The size of the plume gave residents across Carson Valley the impression that it was much closer than it was prompting residents to call 911 to report the fire was in their neighborhoods.

Wind patterns caused the smoke to rise above the Sierra and then curl around the Pine Nuts, contributing to the confusion about its location.

Firefighters battled to save Markleeville as the fire bore down on the historic mountain town. Within hours of the plume appearing in the mountains, Markleeville and the surrounding region was being evacuated.

On Saturday evening there were only 120 firefighters working on the fire that had officially grown from 500 to more than 21,000 acres in less than 24 hours.

The fire forced both the incident command and the evacuation center to move from Woodfords to Carson Valley. By Sunday morning, reinforcements were gathering at Douglas High School, while evacuees were at the Douglas County Community & Senior Center.

The fire was expanding so quickly that official sources weren’t able to keep up with its growth. With no containment, the only means to track the size of the fire was to use federal fire web sites that allowed measurement of the acreage.

Heavy smoke prevented firefighting aircraft from helping to douse the blaze, with visibilities dropping below three miles at times.

The fire threatened to cross the Douglas County line on two fronts.

On July 20, Douglas County issued an alert that residents along the state line should be prepared to leave their homes.

Firefighters were able to keep the blaze from burning into the mountains north of Highway 88, which kept it from threatening South Lake Tahoe and the Foothill area of Douglas County.

On the southern front, however, the fire burned across the state line overnight on July 20 and threatened the Highway 395 corridor from Double Spring south to Holbrook.

That night, Douglas County Sheriff’s deputies and Search and Rescue Team members went door to door to advise residents living near Leviathan Mine Road and Holbrook Junction of the danger.

On July 21, roughly 1,200 Topaz Ranch Estates residents were advised the fire was headed their way. An additional 1,369 people were evacuated primarily from the Highway 395 corridor, bringing the total number of those evacuated to 2,439.

Douglas County commissioners issued a state of emergency on July 23.

The fire’s arrival in the lighter Pine Nut Mountain vegetation combined with calmer weather allowed firefighters to finally get ahead of the blaze. By July 24, the Douglas County Building Department was starting to send crews south to survey the damage. On July 25, evacuation of Topaz Ranch Estates and Topaz Lake had been lifted. The next day Highway 395 reopened, though firefighters and NV Energy work crews would be visible along the route for days afterward.

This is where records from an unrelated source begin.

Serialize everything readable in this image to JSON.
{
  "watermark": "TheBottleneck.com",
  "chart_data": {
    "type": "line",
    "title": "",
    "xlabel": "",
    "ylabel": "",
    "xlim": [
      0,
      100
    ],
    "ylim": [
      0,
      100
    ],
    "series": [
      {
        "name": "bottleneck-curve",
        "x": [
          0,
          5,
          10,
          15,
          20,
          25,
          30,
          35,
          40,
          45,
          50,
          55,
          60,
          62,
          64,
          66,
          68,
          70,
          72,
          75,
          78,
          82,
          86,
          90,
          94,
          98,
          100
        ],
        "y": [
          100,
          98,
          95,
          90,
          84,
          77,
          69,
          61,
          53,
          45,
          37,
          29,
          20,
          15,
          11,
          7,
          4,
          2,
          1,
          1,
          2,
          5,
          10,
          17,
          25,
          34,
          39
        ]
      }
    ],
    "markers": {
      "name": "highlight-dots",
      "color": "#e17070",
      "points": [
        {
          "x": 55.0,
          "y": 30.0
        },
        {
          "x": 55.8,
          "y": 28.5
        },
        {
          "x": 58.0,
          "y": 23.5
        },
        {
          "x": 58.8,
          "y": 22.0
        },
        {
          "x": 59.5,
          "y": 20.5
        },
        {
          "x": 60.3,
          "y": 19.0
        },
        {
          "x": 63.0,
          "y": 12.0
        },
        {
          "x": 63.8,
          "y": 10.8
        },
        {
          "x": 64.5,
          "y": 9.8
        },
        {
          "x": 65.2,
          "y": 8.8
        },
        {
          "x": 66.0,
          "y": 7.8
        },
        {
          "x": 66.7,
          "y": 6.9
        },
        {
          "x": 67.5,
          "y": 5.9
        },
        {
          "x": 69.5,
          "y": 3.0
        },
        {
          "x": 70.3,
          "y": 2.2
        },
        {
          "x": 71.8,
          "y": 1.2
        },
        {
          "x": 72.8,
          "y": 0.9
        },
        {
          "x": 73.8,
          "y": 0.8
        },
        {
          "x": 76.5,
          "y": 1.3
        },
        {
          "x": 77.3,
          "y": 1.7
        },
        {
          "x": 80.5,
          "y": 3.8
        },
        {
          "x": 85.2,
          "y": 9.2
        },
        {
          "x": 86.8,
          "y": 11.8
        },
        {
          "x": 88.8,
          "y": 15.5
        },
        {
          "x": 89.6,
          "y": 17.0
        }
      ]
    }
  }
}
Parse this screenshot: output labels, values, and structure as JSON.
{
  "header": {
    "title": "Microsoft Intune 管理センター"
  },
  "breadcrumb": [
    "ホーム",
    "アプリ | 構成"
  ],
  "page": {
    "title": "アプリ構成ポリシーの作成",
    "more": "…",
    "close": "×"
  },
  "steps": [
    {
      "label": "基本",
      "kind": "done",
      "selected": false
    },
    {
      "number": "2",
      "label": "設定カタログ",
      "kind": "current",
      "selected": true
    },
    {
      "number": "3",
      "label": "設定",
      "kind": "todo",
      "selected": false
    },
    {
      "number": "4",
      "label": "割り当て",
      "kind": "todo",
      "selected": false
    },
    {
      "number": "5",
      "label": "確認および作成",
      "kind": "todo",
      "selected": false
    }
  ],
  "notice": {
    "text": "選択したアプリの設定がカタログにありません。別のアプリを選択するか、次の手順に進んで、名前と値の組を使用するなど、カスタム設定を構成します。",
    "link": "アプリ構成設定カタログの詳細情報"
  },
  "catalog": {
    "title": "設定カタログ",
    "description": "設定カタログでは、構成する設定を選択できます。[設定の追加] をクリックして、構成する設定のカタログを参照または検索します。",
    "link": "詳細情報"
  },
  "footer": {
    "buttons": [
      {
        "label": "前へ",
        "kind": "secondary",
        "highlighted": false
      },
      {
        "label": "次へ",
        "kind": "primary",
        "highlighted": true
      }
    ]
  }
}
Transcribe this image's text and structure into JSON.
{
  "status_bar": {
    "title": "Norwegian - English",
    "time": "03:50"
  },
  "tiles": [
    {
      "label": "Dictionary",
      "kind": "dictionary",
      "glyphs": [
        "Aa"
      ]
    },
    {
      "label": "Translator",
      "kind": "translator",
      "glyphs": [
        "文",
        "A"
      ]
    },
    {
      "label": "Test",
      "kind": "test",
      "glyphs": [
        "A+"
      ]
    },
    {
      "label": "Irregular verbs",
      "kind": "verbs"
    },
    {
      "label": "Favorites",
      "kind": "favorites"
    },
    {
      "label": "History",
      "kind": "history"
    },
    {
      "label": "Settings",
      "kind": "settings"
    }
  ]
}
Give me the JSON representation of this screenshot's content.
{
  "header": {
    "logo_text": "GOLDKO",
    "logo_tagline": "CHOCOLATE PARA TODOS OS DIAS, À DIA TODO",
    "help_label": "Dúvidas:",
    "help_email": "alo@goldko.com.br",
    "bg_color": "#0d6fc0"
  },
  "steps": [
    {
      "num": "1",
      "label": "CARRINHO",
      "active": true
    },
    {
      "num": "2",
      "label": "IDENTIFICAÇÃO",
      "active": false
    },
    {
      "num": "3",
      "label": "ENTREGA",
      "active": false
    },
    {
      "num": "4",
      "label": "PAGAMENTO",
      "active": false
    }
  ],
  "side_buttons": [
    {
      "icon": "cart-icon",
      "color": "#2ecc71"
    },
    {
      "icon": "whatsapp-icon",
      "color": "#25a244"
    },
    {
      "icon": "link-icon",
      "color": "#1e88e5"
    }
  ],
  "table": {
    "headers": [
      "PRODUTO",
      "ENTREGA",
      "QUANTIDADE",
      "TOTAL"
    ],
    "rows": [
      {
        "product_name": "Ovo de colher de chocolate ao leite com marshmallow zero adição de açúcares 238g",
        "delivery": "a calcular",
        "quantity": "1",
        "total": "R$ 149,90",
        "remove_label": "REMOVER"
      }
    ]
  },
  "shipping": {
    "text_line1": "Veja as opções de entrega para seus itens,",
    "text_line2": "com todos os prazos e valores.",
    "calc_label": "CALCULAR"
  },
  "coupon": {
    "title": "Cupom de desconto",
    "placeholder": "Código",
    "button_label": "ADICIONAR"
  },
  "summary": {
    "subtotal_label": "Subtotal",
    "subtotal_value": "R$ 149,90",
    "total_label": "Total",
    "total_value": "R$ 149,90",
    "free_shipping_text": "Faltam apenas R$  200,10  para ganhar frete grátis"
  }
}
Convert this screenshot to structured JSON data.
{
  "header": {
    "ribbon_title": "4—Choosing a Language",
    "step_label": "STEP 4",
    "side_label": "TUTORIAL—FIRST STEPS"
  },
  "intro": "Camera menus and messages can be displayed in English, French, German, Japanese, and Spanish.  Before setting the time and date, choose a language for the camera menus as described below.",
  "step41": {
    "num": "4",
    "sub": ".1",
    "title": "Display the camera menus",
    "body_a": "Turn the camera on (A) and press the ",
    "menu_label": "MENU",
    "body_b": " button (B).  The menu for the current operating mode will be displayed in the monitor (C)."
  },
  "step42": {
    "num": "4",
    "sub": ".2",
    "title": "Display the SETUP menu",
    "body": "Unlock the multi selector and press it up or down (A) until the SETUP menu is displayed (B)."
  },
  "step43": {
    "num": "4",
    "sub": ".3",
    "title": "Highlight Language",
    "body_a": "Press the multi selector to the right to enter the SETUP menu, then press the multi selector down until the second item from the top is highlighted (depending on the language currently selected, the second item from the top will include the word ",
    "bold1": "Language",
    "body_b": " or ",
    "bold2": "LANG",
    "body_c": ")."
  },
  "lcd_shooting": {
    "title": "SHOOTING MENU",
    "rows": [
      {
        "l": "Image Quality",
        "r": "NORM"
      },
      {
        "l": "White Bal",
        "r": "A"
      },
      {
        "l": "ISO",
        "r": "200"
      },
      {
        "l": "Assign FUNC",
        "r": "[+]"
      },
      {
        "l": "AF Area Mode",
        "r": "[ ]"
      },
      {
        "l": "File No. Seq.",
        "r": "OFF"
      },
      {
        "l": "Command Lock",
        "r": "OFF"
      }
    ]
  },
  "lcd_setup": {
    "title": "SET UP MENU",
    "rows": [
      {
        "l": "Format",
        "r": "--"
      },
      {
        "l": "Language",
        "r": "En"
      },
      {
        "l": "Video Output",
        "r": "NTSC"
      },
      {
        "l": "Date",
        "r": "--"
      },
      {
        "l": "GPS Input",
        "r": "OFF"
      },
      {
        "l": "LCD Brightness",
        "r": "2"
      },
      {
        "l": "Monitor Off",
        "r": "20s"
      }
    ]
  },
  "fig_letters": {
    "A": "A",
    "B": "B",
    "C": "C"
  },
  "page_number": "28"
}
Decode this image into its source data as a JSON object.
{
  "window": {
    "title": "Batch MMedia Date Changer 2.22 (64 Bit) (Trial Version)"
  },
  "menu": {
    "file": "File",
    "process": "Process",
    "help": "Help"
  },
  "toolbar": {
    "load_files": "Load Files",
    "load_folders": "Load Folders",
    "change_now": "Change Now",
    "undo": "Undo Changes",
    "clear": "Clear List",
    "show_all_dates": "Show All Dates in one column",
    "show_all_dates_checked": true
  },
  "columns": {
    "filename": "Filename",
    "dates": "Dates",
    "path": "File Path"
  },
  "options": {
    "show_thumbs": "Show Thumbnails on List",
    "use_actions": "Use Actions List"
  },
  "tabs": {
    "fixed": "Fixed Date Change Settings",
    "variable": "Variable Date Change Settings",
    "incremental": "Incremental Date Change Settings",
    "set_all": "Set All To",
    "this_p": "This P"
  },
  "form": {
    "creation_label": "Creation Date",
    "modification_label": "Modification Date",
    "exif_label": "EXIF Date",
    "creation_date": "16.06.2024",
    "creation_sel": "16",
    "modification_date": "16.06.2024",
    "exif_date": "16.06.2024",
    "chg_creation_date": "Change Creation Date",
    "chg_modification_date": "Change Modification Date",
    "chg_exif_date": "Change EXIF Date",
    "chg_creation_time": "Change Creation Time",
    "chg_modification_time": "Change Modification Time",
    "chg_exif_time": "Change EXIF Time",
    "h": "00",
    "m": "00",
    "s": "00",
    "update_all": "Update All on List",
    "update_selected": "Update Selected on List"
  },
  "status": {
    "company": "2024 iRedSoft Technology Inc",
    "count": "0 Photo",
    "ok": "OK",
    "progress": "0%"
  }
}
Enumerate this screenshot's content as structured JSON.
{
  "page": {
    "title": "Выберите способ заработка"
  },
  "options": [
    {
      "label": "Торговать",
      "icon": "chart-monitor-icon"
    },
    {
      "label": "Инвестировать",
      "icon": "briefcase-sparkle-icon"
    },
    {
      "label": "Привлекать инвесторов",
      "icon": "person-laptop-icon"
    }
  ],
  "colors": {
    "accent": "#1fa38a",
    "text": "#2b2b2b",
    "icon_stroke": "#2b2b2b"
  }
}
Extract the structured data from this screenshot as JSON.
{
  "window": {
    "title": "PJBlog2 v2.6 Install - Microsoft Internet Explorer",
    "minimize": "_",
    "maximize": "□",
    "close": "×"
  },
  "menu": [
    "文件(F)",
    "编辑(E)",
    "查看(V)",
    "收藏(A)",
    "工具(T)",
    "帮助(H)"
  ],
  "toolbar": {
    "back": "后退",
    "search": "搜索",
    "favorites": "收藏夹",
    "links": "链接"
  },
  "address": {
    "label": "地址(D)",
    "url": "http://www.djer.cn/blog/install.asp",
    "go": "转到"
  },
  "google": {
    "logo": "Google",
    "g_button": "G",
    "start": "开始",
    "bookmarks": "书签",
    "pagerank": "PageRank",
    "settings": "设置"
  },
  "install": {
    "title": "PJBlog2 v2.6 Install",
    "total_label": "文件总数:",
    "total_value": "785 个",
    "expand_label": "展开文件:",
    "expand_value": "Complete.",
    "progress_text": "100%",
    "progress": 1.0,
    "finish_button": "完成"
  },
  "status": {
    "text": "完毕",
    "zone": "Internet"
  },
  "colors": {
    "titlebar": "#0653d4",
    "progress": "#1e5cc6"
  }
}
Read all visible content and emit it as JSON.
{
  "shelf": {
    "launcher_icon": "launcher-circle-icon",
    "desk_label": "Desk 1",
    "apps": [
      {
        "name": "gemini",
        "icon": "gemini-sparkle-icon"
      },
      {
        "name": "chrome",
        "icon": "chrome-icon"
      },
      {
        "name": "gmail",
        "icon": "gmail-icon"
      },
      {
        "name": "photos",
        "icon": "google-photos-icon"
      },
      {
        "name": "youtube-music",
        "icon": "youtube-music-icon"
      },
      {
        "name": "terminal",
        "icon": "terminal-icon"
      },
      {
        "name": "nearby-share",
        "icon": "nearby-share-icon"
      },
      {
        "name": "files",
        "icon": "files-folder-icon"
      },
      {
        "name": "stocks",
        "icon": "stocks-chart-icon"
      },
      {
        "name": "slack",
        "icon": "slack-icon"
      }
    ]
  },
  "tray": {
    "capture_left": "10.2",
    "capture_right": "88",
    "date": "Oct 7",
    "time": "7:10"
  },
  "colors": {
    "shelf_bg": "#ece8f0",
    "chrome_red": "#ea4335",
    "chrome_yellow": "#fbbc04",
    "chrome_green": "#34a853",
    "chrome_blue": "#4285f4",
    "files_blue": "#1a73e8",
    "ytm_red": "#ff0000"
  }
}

It has been 36 years since the July 29, 1987, Acorn Fire which was the last major fire that resulted in a lawsuit against the Forest Service. It would be more than 11 years before those claims were settled. Bradley, Drendel and Jeanney represented the clients in that case, as well.

Portions of this story are excerpted from the 2022 Carson Valley Almanac.


Use the comment form below to begin a discussion about this content.

Sign in to comment